The fossils described here were collected from the Lower Triassic (Olenekian) at two Majiashan sections in Chaohu City, Anhui Province, East China. Nine species belonging to five genera are introduced, including a new genus, Chaohuichthys, and some undetermined or unnamed fish specimens are discussed. The fish assemblage from Majiashan covers most of the Lower Triassic marine bony fish taxa known from China.
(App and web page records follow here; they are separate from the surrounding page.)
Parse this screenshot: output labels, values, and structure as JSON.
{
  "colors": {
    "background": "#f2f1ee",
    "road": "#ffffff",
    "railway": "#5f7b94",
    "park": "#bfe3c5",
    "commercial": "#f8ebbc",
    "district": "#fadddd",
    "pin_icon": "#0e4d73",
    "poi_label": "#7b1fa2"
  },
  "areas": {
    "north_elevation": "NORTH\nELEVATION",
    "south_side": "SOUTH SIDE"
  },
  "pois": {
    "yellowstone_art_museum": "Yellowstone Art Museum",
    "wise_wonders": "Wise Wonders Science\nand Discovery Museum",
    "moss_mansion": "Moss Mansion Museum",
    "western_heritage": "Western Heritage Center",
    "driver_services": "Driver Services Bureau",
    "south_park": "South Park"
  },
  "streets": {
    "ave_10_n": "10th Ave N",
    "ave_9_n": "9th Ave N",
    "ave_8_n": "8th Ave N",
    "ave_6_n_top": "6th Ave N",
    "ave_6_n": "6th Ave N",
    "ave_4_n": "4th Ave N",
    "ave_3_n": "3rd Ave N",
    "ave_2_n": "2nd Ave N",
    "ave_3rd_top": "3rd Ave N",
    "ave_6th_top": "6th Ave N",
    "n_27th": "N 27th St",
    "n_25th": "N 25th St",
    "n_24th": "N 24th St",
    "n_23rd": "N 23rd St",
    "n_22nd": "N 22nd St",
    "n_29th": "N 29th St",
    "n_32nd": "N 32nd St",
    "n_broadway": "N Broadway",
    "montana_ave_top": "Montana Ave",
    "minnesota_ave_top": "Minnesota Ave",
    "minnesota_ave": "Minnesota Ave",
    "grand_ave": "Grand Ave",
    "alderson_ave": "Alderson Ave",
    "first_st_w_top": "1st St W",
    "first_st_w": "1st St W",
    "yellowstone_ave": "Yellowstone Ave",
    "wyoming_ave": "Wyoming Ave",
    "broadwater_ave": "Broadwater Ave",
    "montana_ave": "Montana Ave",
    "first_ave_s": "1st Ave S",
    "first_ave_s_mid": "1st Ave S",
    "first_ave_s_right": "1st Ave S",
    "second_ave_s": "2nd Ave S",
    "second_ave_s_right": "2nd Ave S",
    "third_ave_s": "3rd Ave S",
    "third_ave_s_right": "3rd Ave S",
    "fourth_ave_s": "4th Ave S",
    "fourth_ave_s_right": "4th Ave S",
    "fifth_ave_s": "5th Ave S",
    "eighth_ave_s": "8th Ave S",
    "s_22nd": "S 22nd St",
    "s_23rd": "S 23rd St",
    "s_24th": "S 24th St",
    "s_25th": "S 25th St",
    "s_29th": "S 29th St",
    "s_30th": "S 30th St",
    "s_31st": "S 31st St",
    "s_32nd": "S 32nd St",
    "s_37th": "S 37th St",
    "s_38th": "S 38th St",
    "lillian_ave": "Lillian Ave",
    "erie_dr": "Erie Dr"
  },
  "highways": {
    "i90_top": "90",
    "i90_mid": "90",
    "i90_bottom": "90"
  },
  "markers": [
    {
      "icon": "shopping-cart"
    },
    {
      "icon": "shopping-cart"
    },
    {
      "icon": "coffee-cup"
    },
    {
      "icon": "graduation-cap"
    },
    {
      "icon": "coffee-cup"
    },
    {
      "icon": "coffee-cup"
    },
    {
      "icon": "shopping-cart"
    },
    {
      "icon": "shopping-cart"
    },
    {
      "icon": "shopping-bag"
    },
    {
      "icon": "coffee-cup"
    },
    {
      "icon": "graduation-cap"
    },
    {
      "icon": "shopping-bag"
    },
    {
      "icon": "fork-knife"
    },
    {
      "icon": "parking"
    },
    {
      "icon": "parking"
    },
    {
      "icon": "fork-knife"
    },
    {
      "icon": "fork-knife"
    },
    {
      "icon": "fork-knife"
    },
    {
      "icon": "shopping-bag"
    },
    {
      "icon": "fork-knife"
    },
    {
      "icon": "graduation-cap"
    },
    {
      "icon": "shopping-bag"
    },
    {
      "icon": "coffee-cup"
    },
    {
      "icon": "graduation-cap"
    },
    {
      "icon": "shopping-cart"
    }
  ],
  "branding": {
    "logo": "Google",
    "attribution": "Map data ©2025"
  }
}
Eosuchus minor (Marsh, 1870) is based on skeletal fragments from the Late Paleocene or Early Eocene of New Jersey, but more complete material from the Late Paleocene of New Jersey, Maryland, and Virginia permits a detailed description and systematic assessment. It is a slender-snouted form and can be distinguished from most other crocodylians on the basis of an enlarged quadrate foramen aereum; a distinct W-shaped rugosity along the ventral margin of the basioccipital tuber; a prominent crest on the lateral braincase wall encompassing portions of the quadrate, pterygoid, and basisphenoid, forming the lateral wall of the lateral eustachian canal at its ventralmost extent; and arrangement of dentary alveoli into couplets. Specimens of larger crocodylians from the same units may represent either the adult form of E. minor or a separate taxon. The enlarged quadrate foramen aereum, couplet arrangement of dentary alveoli, and basioccipital tuber shape are shared with Eosuchus lerichei from the Late Paleocene of Europe. Eosuchus lies within Gavialoidea crownward of the basal forms Thoracosaurus and Eothoracosaurus. The braincase of Eosuchus is intermediate between that of Thoracosaurus and that of Gavialis; the basisphenoid retains a short (but externally visible) descending lamina, but the basisphenoid is also anteroposteriorly expanded at the level of the median eustachian foramen.